Shobharam, also known as Raut Yadav, resided in the remote village of Arkar in Balod district, located about 50 km northeast of Balod. Despite facing poverty, Shobharam made a living through daily wages and cattle grazing. On 26 January 1895, Shobharam and his wife welcomed their son Ratna, who was later named Ramratan. Despite their financial struggles, Ramratan was raised in a happy environment. During this time, India was under British rule.
He received elementary education up to the fourth grade. Once of eligible age, he married Sukhum, but he developed a love for the nation and was inspired by the words of leaders who encouraged him to become a freedom fighter. The British atrocities further fuelled his desire to leave home and join the struggle for independence.
Leaving his young child with his mother, Ramratan, at the age of 35, actively participated in the freedom struggle in 1930, following the principles of patriotism and Mahatma Gandhi.
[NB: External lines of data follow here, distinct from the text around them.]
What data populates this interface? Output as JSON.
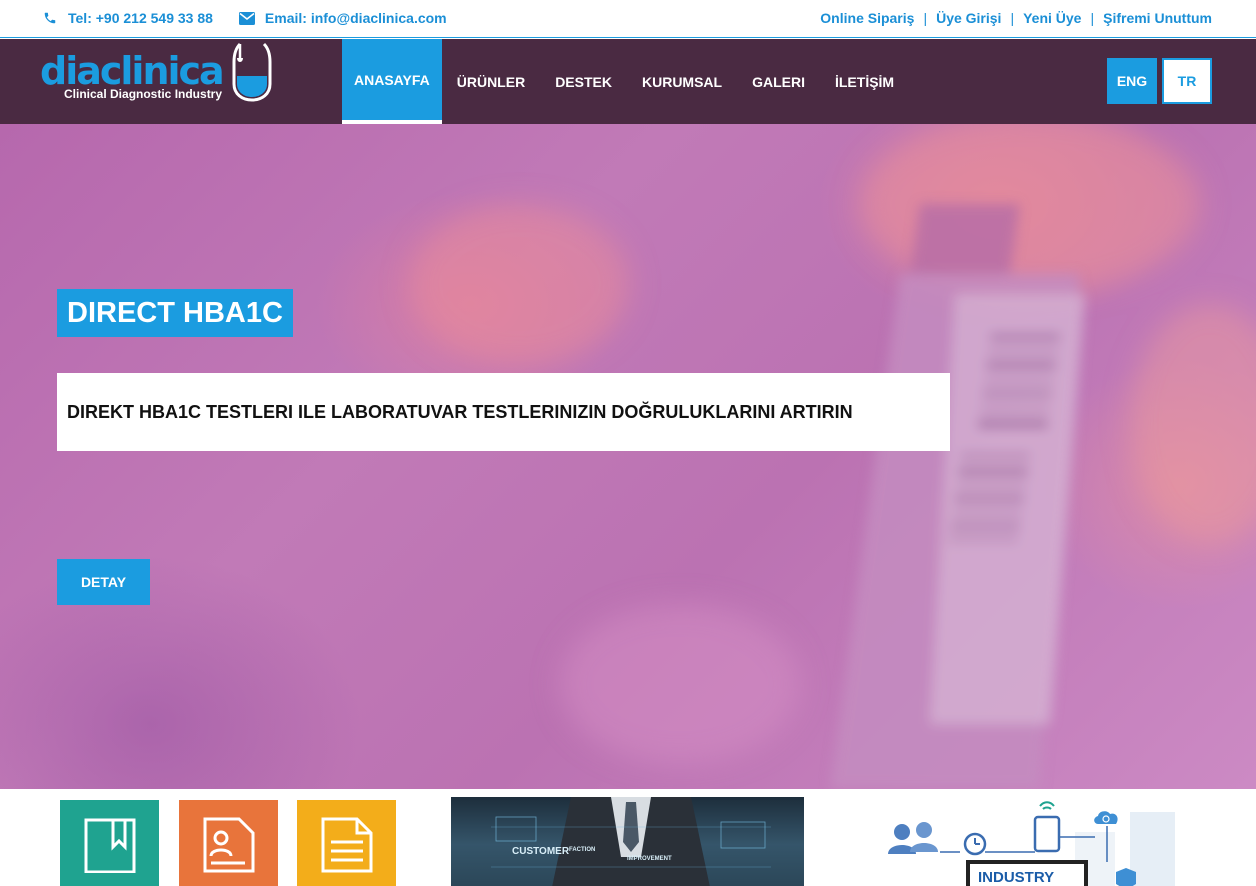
{
  "topbar": {
    "phone": "Tel: +90 212 549 33 88",
    "email": "Email: info@diaclinica.com",
    "links": [
      "Online Sipariş",
      "Üye Girişi",
      "Yeni Üye",
      "Şifremi Unuttum"
    ],
    "separator": "|"
  },
  "header": {
    "logo_text": "diaclinica",
    "logo_tagline": "Clinical Diagnostic Industry",
    "nav": [
      "ANASAYFA",
      "ÜRÜNLER",
      "DESTEK",
      "KURUMSAL",
      "GALERI",
      "İLETİŞİM"
    ],
    "lang_eng": "ENG",
    "lang_tr": "TR"
  },
  "hero": {
    "title": "DIRECT HBA1C",
    "subtitle": "DIREKT HBA1C TESTLERI ILE LABORATUVAR TESTLERINIZIN DOĞRULUKLARINI ARTIRIN",
    "button": "DETAY"
  },
  "bottom": {
    "photo_words": [
      "CUSTOMER",
      "FACTION",
      "IMPROVEMENT"
    ],
    "industry_label": "INDUSTRY"
  },
  "colors": {
    "accent": "#1b9ce0",
    "header_bg": "#4a2a42",
    "tile_green": "#1fa390",
    "tile_orange": "#e8743b",
    "tile_yellow": "#f3ad1a"
  },
  "icons": [
    "phone-icon",
    "envelope-icon",
    "bookmark-book-icon",
    "resume-document-icon",
    "text-document-icon"
  ]
}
Due to limited transportation and communication, he was unable to send any messages to his family but devoted himself to serving the country as a freedom fighter. He actively participated in the Quit India Movement of 1942 as part of a group of freedom fighters, enduring imprisonment from 14 November 1942, until 19 April 1943 in Raipur Central Jail.
Ramratan passed away in 1985 at the age of 90, having received a freedom fighter pension during his lifetime. On 15 August 1997, during the 'Golden Jubilee' celebration of India's independence, the then Chief Minister Digvijay Singh honoured Ramratan posthumously with a commendation letter.
Source: Raghvendra Kumar Dhruw, Contributor for CCRT